━━━ DATASET EXTRACT

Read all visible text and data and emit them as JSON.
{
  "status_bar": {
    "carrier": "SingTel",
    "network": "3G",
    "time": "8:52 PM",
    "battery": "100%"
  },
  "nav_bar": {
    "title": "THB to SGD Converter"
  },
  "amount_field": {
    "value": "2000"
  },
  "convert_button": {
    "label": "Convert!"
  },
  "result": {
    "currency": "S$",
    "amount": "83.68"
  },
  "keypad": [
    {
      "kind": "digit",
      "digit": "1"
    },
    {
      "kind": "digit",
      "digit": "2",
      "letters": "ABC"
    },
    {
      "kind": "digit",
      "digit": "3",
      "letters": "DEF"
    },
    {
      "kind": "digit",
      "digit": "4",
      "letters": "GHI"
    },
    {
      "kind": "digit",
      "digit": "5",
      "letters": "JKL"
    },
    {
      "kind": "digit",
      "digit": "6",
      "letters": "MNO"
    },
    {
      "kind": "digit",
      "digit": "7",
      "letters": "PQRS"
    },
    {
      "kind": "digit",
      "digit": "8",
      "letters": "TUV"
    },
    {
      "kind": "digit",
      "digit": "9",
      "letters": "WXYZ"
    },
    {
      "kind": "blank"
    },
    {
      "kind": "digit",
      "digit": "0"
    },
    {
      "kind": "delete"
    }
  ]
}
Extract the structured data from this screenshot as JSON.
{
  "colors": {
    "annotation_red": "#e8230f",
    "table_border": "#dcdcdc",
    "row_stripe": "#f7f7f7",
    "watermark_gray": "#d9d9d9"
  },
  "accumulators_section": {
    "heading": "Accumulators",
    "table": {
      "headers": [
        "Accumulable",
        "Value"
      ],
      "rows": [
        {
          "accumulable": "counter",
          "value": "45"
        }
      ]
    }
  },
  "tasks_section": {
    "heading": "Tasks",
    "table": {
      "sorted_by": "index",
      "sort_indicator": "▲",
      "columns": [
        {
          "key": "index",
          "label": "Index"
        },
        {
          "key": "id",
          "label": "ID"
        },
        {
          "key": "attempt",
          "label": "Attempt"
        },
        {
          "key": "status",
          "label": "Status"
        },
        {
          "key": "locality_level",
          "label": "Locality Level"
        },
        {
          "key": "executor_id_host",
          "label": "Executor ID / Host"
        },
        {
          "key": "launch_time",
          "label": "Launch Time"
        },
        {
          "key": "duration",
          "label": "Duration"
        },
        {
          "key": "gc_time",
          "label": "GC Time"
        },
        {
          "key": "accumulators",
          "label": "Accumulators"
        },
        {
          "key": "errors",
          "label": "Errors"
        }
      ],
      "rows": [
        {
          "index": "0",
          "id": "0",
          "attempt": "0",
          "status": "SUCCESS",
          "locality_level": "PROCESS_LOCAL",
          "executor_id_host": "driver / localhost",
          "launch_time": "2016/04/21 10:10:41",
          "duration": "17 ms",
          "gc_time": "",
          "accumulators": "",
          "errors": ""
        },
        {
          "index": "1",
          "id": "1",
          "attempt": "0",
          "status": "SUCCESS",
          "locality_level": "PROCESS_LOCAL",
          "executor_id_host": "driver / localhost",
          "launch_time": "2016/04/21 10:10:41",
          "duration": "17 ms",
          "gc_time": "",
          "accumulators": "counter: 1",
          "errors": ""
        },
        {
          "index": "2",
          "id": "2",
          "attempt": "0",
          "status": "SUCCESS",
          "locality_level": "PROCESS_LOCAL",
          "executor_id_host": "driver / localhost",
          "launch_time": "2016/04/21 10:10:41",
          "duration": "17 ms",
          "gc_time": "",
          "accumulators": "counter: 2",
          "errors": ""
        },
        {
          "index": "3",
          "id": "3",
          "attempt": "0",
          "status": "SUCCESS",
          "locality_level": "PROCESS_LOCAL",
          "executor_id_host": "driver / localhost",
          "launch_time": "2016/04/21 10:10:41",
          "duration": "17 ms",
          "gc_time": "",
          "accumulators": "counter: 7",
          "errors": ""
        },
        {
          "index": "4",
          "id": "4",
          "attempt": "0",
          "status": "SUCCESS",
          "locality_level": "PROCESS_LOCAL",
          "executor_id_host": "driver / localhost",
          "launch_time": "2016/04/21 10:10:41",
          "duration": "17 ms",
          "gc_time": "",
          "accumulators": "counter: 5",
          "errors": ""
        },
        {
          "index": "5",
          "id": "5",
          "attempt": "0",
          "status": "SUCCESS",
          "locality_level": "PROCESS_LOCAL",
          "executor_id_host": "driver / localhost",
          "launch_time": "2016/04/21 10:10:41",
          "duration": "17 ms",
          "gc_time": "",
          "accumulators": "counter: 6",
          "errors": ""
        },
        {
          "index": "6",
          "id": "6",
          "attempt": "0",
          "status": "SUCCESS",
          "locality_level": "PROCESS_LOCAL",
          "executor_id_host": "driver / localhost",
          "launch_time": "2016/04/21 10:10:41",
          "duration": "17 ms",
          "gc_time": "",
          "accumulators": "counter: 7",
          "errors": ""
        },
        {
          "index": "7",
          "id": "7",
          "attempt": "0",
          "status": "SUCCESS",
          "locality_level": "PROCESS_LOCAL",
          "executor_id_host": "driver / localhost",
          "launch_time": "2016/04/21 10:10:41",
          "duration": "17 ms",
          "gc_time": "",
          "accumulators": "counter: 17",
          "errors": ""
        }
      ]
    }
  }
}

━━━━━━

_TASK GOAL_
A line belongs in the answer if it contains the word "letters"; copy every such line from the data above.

_OUTPUT OF THE EXERCISE_
      "letters": "ABC"
      "letters": "DEF"
      "letters": "GHI"
      "letters": "JKL"
      "letters": "MNO"
      "letters": "PQRS"
      "letters": "TUV"
      "letters": "WXYZ"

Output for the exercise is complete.